---------- DATA SHOWN
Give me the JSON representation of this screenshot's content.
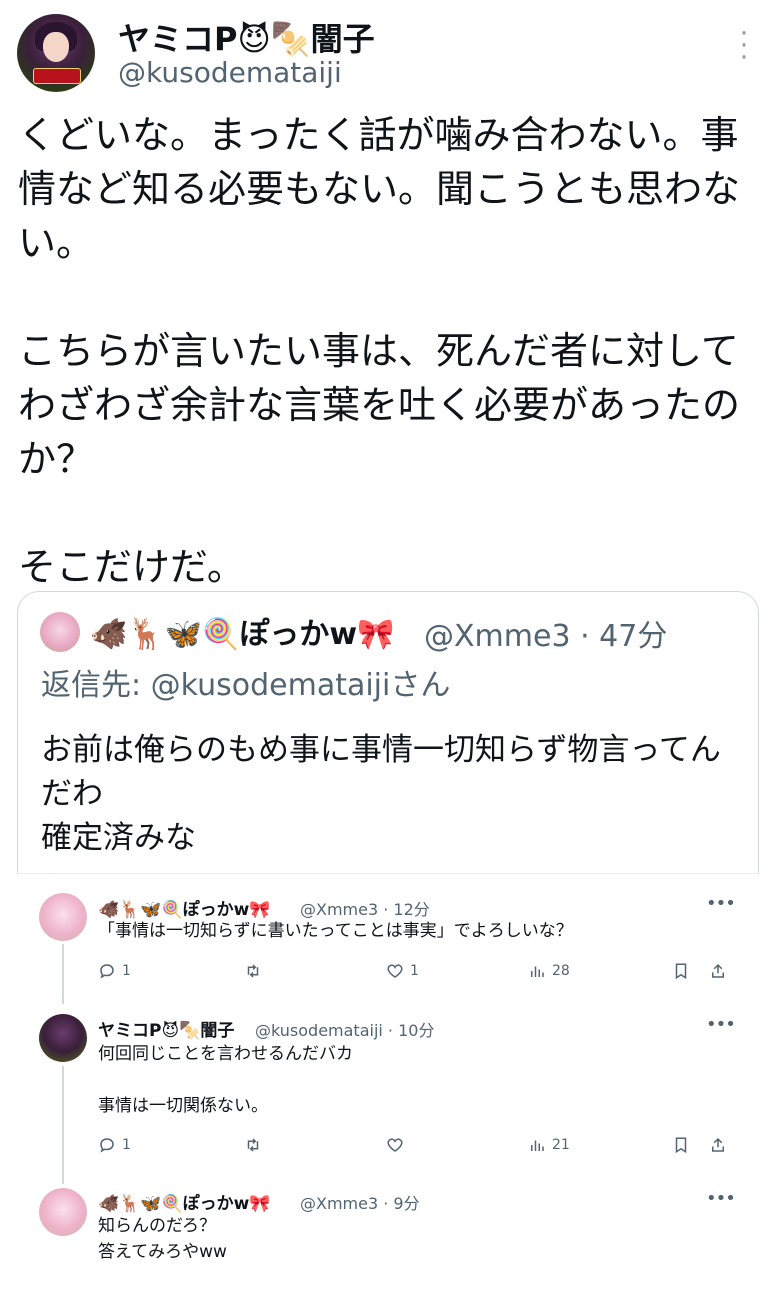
{
  "tweet": {
    "display_name": "ヤミコP😈🍢闇子",
    "handle": "@kusodemataiji",
    "body": "くどいな。まったく話が噛み合わない。事情など知る必要もない。聞こうとも思わない。\n\nこちらが言いたい事は、死んだ者に対してわざわざ余計な言葉を吐く必要があったのか？\n\nそこだけだ。"
  },
  "quote": {
    "display_name": "🐗🦌🦋🍭ぽっかw🎀",
    "handle_time": "@Xmme3 · 47分",
    "reply_to": "返信先: @kusodemataijiさん",
    "body": "お前は俺らのもめ事に事情一切知らず物言ってんだわ\n確定済みな"
  },
  "replies": [
    {
      "display_name": "🐗🦌🦋🍭ぽっかw🎀",
      "meta": "@Xmme3 · 12分",
      "text": "「事情は一切知らずに書いたってことは事実」でよろしいな？",
      "reply_count": "1",
      "retweet_count": "",
      "like_count": "1",
      "view_count": "28"
    },
    {
      "display_name": "ヤミコP😈🍢闇子",
      "meta": "@kusodemataiji · 10分",
      "text": "何回同じことを言わせるんだバカ\n\n事情は一切関係ない。",
      "reply_count": "1",
      "retweet_count": "",
      "like_count": "",
      "view_count": "21"
    },
    {
      "display_name": "🐗🦌🦋🍭ぽっかw🎀",
      "meta": "@Xmme3 · 9分",
      "text": "知らんのだろ？\n答えてみろやww"
    }
  ],
  "icons": {
    "more": "more-icon",
    "reply": "reply-icon",
    "retweet": "retweet-icon",
    "like": "heart-icon",
    "views": "views-icon",
    "bookmark": "bookmark-icon",
    "share": "share-icon"
  },
  "colors": {
    "text": "#0f1419",
    "secondary": "#536471",
    "border": "#cfd9de"
  }
}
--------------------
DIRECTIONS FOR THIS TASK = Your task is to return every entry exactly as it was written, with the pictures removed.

EXERCISE OUTPUT =
Give me the JSON representation of this screenshot's content.
{
  "tweet": {
    "display_name": "ヤミコP😈🍢闇子",
    "handle": "@kusodemataiji",
    "body": "くどいな。まったく話が噛み合わない。事情など知る必要もない。聞こうとも思わない。\n\nこちらが言いたい事は、死んだ者に対してわざわざ余計な言葉を吐く必要があったのか？\n\nそこだけだ。"
  },
  "quote": {
    "display_name": "🐗🦌🦋🍭ぽっかw🎀",
    "handle_time": "@Xmme3 · 47分",
    "reply_to": "返信先: @kusodemataijiさん",
    "body": "お前は俺らのもめ事に事情一切知らず物言ってんだわ\n確定済みな"
  },
  "replies": [
    {
      "display_name": "🐗🦌🦋🍭ぽっかw🎀",
      "meta": "@Xmme3 · 12分",
      "text": "「事情は一切知らずに書いたってことは事実」でよろしいな？",
      "reply_count": "1",
      "retweet_count": "",
      "like_count": "1",
      "view_count": "28"
    },
    {
      "display_name": "ヤミコP😈🍢闇子",
      "meta": "@kusodemataiji · 10分",
      "text": "何回同じことを言わせるんだバカ\n\n事情は一切関係ない。",
      "reply_count": "1",
      "retweet_count": "",
      "like_count": "",
      "view_count": "21"
    },
    {
      "display_name": "🐗🦌🦋🍭ぽっかw🎀",
      "meta": "@Xmme3 · 9分",
      "text": "知らんのだろ？\n答えてみろやww"
    }
  ],
  "icons": {
    "more": "more-icon",
    "reply": "reply-icon",
    "retweet": "retweet-icon",
    "like": "heart-icon",
    "views": "views-icon",
    "bookmark": "bookmark-icon",
    "share": "share-icon"
  },
  "colors": {
    "text": "#0f1419",
    "secondary": "#536471",
    "border": "#cfd9de"
  }
}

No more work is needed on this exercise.